* Assigned task:
Look through the records below, count the lines with the word "name", and reply with only the number.

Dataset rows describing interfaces
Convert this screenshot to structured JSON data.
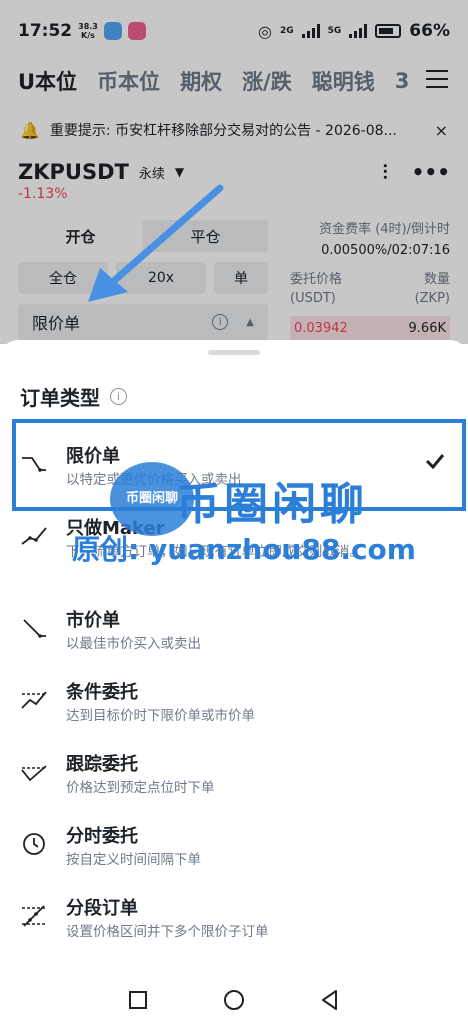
{
  "status_bar": {
    "time": "17:52",
    "speed_value": "38.3",
    "speed_unit": "K/s",
    "network_1": "2G",
    "network_2": "5G",
    "battery": "66%"
  },
  "top_tabs": [
    "U本位",
    "币本位",
    "期权",
    "涨/跌",
    "聪明钱",
    "3"
  ],
  "notice": {
    "text": "重要提示: 币安杠杆移除部分交易对的公告 - 2026-08...",
    "close": "×"
  },
  "pair": {
    "symbol": "ZKPUSDT",
    "type": "永续",
    "change": "-1.13%"
  },
  "left_panel": {
    "open": "开仓",
    "close": "平仓",
    "margin_mode": "全仓",
    "leverage": "20x",
    "position_mode": "单",
    "order_type": "限价单"
  },
  "right_panel": {
    "funding_label": "资金费率 (4时)/倒计时",
    "funding_value": "0.00500%/02:07:16",
    "price_label": "委托价格",
    "qty_label": "数量",
    "price_unit": "(USDT)",
    "qty_unit": "(ZKP)",
    "ask_price": "0.03942",
    "ask_qty": "9.66K"
  },
  "sheet": {
    "title": "订单类型",
    "options": [
      {
        "name": "限价单",
        "desc": "以特定或更优价格买入或卖出",
        "selected": true
      },
      {
        "name": "只做Maker",
        "desc": "下一流单方订单，如与现有订单立即成交则取消。"
      },
      {
        "name": "市价单",
        "desc": "以最佳市价买入或卖出"
      },
      {
        "name": "条件委托",
        "desc": "达到目标价时下限价单或市价单"
      },
      {
        "name": "跟踪委托",
        "desc": "价格达到预定点位时下单"
      },
      {
        "name": "分时委托",
        "desc": "按自定义时间间隔下单"
      },
      {
        "name": "分段订单",
        "desc": "设置价格区间并下多个限价子订单"
      }
    ]
  },
  "watermark": {
    "logo": "币圈闲聊",
    "title": "币圈闲聊",
    "url": "原创: yuanzhou88.com"
  },
  "colors": {
    "accent_blue": "#2b7fd9",
    "sell_red": "#f6465d",
    "brand_yellow": "#f0b90b"
  }
}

* Answer to the problem:
7